### Task description
Without the pictures, output the records below word for word.

(Records from a data source)
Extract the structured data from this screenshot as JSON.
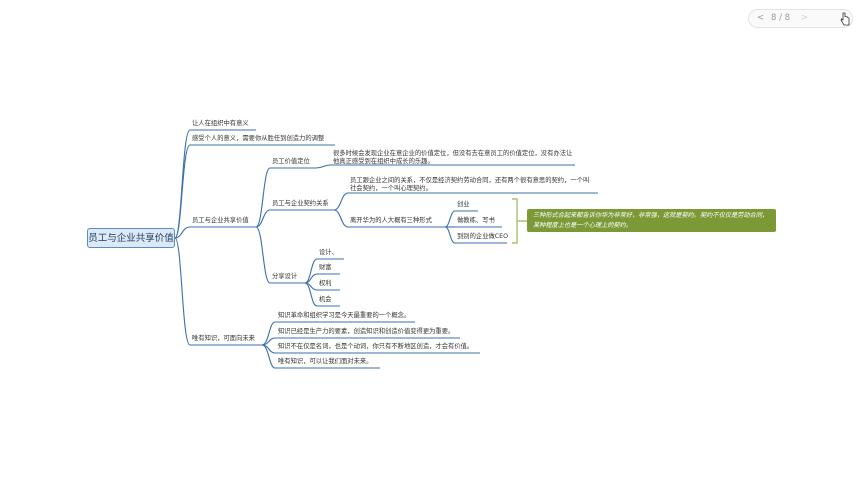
{
  "pager": {
    "text": "8 / 8",
    "prev": "<",
    "next": ">"
  },
  "root": "员工与企业共享价值",
  "branch1": "让人在组织中有意义",
  "branch2": "感受个人的意义，需要你从胜任到创造力的调整",
  "branch3": {
    "label": "员工与企业共享价值",
    "value_position": {
      "label": "员工价值定位",
      "text_line1": "很多时候会发现企业在意企业的价值定位，但没有去在意员工的价值定位，没有办法让",
      "text_line2": "他真正感受到在组织中成长的乐趣。"
    },
    "contract": {
      "label": "员工与企业契约关系",
      "text_line1": "员工跟企业之间的关系，不仅是经济契约劳动合同，还有两个很有意思的契约，一个叫",
      "text_line2": "社会契约，一个叫心理契约。",
      "huawei": {
        "label": "离开华为的人大概有三种形式",
        "items": [
          "创业",
          "做教练、写书",
          "到别的企业做CEO"
        ]
      }
    },
    "share": {
      "label": "分享设计",
      "items": [
        "设计、",
        "财富",
        "权利",
        "机会"
      ]
    }
  },
  "branch4": {
    "label": "唯有知识，可面向未来",
    "items": [
      "知识革命和组织学习是今天最重要的一个概念。",
      "知识已经是生产力的要素，创造知识和创造价值变得更为重要。",
      "知识不在仅是名词，也是个动词，你只有不断地区创造，才会有价值。",
      "唯有知识，可以让我们面对未来。"
    ]
  },
  "callout": {
    "line1": "三种形式合起来都告诉你华为非常好，非常强，这就是契约。契约不仅仅是劳动合同，",
    "line2": "某种程度上也是一个心理上的契约。"
  },
  "colors": {
    "line": "#3b6fae",
    "callout": "#7b9936",
    "bracket": "#a6c36e",
    "root_fill": "#dde9f6"
  }
}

### Answer for the task
Extract the structured data from this screenshot as JSON.
{
  "pager": {
    "text": "8 / 8",
    "prev": "<",
    "next": ">"
  },
  "root": "员工与企业共享价值",
  "branch1": "让人在组织中有意义",
  "branch2": "感受个人的意义，需要你从胜任到创造力的调整",
  "branch3": {
    "label": "员工与企业共享价值",
    "value_position": {
      "label": "员工价值定位",
      "text_line1": "很多时候会发现企业在意企业的价值定位，但没有去在意员工的价值定位，没有办法让",
      "text_line2": "他真正感受到在组织中成长的乐趣。"
    },
    "contract": {
      "label": "员工与企业契约关系",
      "text_line1": "员工跟企业之间的关系，不仅是经济契约劳动合同，还有两个很有意思的契约，一个叫",
      "text_line2": "社会契约，一个叫心理契约。",
      "huawei": {
        "label": "离开华为的人大概有三种形式",
        "items": [
          "创业",
          "做教练、写书",
          "到别的企业做CEO"
        ]
      }
    },
    "share": {
      "label": "分享设计",
      "items": [
        "设计、",
        "财富",
        "权利",
        "机会"
      ]
    }
  },
  "branch4": {
    "label": "唯有知识，可面向未来",
    "items": [
      "知识革命和组织学习是今天最重要的一个概念。",
      "知识已经是生产力的要素，创造知识和创造价值变得更为重要。",
      "知识不在仅是名词，也是个动词，你只有不断地区创造，才会有价值。",
      "唯有知识，可以让我们面对未来。"
    ]
  },
  "callout": {
    "line1": "三种形式合起来都告诉你华为非常好，非常强，这就是契约。契约不仅仅是劳动合同，",
    "line2": "某种程度上也是一个心理上的契约。"
  },
  "colors": {
    "line": "#3b6fae",
    "callout": "#7b9936",
    "bracket": "#a6c36e",
    "root_fill": "#dde9f6"
  }
}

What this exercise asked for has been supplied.